By (July 16, 2016) No Comment

005489764_190Polish violin concertos

** (2of5)

There used to be a truth, universally acknowledged across the record industry, that you could put out unfamiliar music with a famous artist or popular music with an unheralded performer but never attempt what Donald Rumsfeld might have called the unknown unknowns.

That fundamental truth was well and truly overturned by the rise of Naxos, which built its fortune on a catholic blend of neglected artists and untapped catalogue, often with salutary results. The present release is a case in point.

None of these four concertos is much performed, even in Poland where there might be a streak of national interest. Two of them are near-masterpieces. Grayzna Bacewicz (1909-69), one of the most interesting women to compose in the 20th century, is identified chiefly with post-War austerities. Her first violin concerto, written in 1937 when she was a young concertmaster of the newly-formed Polish Radio Orchestra, takes its opening cue from Stravinsky before scuttling off into a heady little world of its own, a world of dancing and emotion and the possibility of love. Such fun, I listened three times on the trot.
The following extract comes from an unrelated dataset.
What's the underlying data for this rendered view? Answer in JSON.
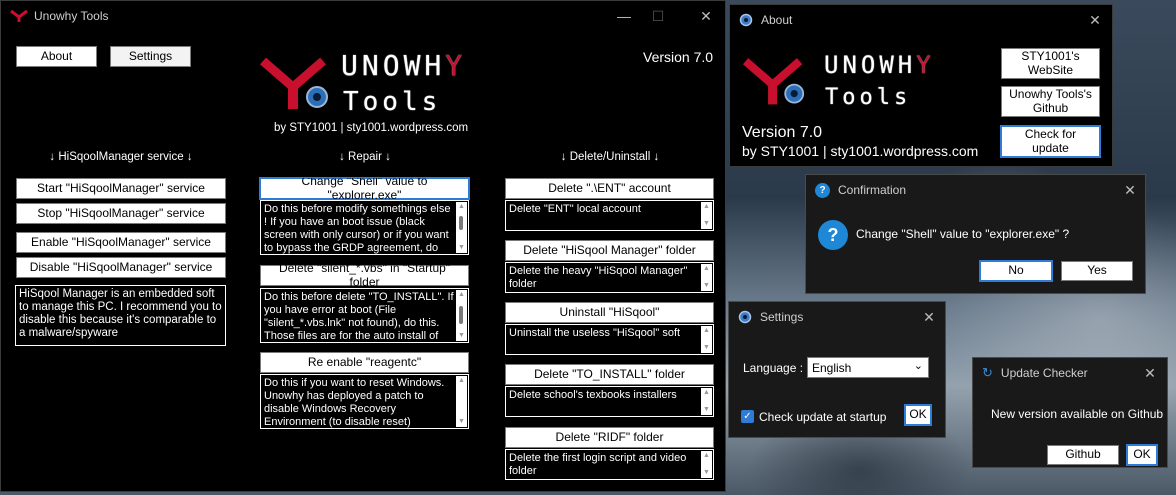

Andrzej Panufnik’s 1971 concerto is a reflection on exile, written beside the Thames at Twickenham and premiered by Yehudi Menuhin. Freed from the structural complexities of some of his symphonies, Panufnik is heard here at his warmest, most playful and least sentimental. The concerto has been a favourite of mine ever since its composer sought me out as a friend.

The other concertos – by Alexandre Tansman (1897-1986) and Michal Spisak (1914-65) – while never matching these heights of invention are full of interesting and pleasurable ideas, concisely delivered at around ten minutes apiece. No-one who picks up this album will feel cheated.

So why just two stars? Piotr Plawner is a dexterous soloist and the Kammersymphonie Berlin offer decent accompaniment, but the interpretations are safe and somewhat anonymous. Compare the Panufnik performance to Menuhin’s recording, or to the more recent Alexander Sitkovetsky, and it’s a Skoda beside a Mercedes, underpowered and requiring too much suspension of disbelief. On this occasion, bigger brand names might have delivered better performance. But then bigger names stick to the motorways of the repertoire, seldom travelling the byways.

Norman Lebrecht has written 12 books about music, the most recent being Why Mahler? He hosts the blog Slipped Disc, writes a monthly essay for Standpoint magazine and is writing two more books.